Creating a World Where More People See Themselves as Scientists

At 14 years old, Carla Camacho thought she was just signing up for a fun beach trip in Baja California. She didn’t know the experience would change the trajectory of her life. Today, because of that first outing with Ocean Discovery Institute, she now works to increase the number of science and conservation leaders in her community.

Located in Camacho’s hometown of City Heights, Ocean Discovery Institute offers science and mentoring opportunities for students from first grade through high school into college and into careers. Some of its programs happen in schools. Others take place in the field, during field trips, after school at the Living Lab and on more extended summer trips. The organization is growing from serving 4,500 students, to serving all 10,000 young people under the age of 18 in the community.

The organization’s state-of-the-art 12,000-square-foot Living Lab, created in partnership with the San Diego Unified School District, helps make this goal possible. Designed with broad community input and expert advisors, the space connects the indoors with the outdoors and operates on the premise, “If I know how the world works, I can make a difference.” Features include two premier science labs, a scientist-in-residence studio, connections to adjacent Manzanita Canyon, technology that visibly monitors nearby coastlines, and a living roof garden and kitchen focused on the science of health.

Making Connections to Improve Quality of Life

Ocean Discovery Institute’s programming changes the way students see and interact with their community. They study how trash and debris move up the nearby canyon and explore how to stop plastics from moving into the ocean. They look at fish along the coast and see how the plastics move along the watershed. They engage in community cleanups to help improve the overall health of the ecosystem. The in-school curriculum, created in partnership with climate scientists, helps students understand the impact of climate change and how they can make a difference in their everyday life. At the same time, the curriculum opens new paths of opportunity that weren’t there before.

For Anai Novoa, the Ocean Discovery Institute can’t grow fast enough. Like Camacho, she was part of the first incoming class to join the program and participate in the Baja trip. “Growing up, most of what I knew about ‘being a scientist’ came from Bill Nye the Science Guy,” she says.

The program opened her eyes to many more possibilities. The experience exposed her to a future area of study she hadn’t known existed when she discovered that science has branches such as microbial biology and ecology.

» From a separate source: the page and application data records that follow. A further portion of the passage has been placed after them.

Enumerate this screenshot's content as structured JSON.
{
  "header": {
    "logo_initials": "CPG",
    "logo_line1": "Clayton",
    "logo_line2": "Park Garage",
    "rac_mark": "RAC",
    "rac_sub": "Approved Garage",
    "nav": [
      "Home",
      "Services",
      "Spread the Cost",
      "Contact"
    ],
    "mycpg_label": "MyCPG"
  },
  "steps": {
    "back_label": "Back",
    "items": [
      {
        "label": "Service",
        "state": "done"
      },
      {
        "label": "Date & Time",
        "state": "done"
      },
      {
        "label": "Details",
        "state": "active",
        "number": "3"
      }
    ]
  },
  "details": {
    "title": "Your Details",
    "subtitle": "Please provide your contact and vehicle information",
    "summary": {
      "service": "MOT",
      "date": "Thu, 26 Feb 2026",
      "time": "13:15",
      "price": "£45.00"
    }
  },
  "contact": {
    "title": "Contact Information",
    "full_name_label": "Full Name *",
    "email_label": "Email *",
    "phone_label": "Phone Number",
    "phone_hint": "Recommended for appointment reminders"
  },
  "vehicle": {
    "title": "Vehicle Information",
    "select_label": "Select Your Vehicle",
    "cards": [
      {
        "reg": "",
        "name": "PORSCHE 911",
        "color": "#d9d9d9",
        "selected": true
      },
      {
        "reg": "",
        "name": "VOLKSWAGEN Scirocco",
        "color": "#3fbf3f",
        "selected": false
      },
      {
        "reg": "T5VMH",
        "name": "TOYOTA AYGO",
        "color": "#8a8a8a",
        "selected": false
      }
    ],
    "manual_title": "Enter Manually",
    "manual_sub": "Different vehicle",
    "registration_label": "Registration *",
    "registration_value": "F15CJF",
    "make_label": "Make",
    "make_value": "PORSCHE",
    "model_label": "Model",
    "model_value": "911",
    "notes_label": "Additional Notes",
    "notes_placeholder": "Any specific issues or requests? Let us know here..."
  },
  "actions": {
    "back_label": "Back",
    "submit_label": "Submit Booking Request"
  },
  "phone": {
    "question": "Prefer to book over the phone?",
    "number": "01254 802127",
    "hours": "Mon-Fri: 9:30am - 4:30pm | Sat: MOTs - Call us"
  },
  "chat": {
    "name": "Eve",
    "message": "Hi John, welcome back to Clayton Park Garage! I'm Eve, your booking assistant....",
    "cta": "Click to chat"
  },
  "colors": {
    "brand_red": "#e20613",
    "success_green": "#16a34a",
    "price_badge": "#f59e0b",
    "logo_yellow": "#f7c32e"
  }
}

She also really enjoyed the field work and the small-scale analysis that they did.

Everyone Deserves the Opportunity to Become an Engaged Steward

City Heights is one of the most diverse communities in the country with many immigrant and refugee families. At the local high school more than 30 languages are spoken. Novoa’s mother worked two jobs to keep their family afloat. Camacho and Novoa were both first-generation college students. Both also attribute their current success to their experiences with Ocean Discovery Institute.

But even with the support, it wasn’t easy for Novoa to navigate the University of California system. After struggling her first few years, while at the same time being a part of the Ocean Discovery Institute’s fellows’ program and going back and mentoring other younger students, Novoa decided to set up a peer mentorship system to support others from her community coming up behind her.

Today, after earning her undergraduate degree in biology at UC Santa Barbara and her master’s degree in marine science from the University of San Diego, Novoa is working on her PhD at Scripps Institution of Oceanography at UC San Diego. She’s investigating how parasites map onto the biogeography of their hosts. “In response to climate change, many species are shifting/extending their geographical ranges and we don’t know if species will be bringing their parasites with them and exposing other inhabitants to novel parasite-host interactions,” she says.

While adding yet another knowledge layer to people’s understanding of the complexity of our world and how to better take care of it, she often thinks about the potential of the untapped talent pool and what they could contribute to the field’s problem-solving ability. But first the talent pool needs to believe it’s possible. “I was able to picture myself as a scientist,” she says. “But not very many people can, if you don’t see someone ahead of you pursuing that career.”

That’s what she finds most powerful about Ocean Discovery Institute’s approach and the increasing number of diverse scientists they are adding to the field who can then return and mentor other students. “As a woman of color, I can continue to provide opportunities for students from my community.”

Meanwhile, Camacho has started working with NOAA on exploring how to expand the program to other young people across the country. “My story is just one of many,” she says. “Now we have these alumni events, and I look around the room and think, ‘who would have thought these kids from City Heights that I grew up with through Ocean Discovery, would now be researchers, restoration biologists, city planners’—we continue to grow alongside each other like trees.” Together they continue to seed a more diverse, opportunity-rich and healthy world.

Creating a World Where More People See Themselves as Scientists | Ocean Discovery Institute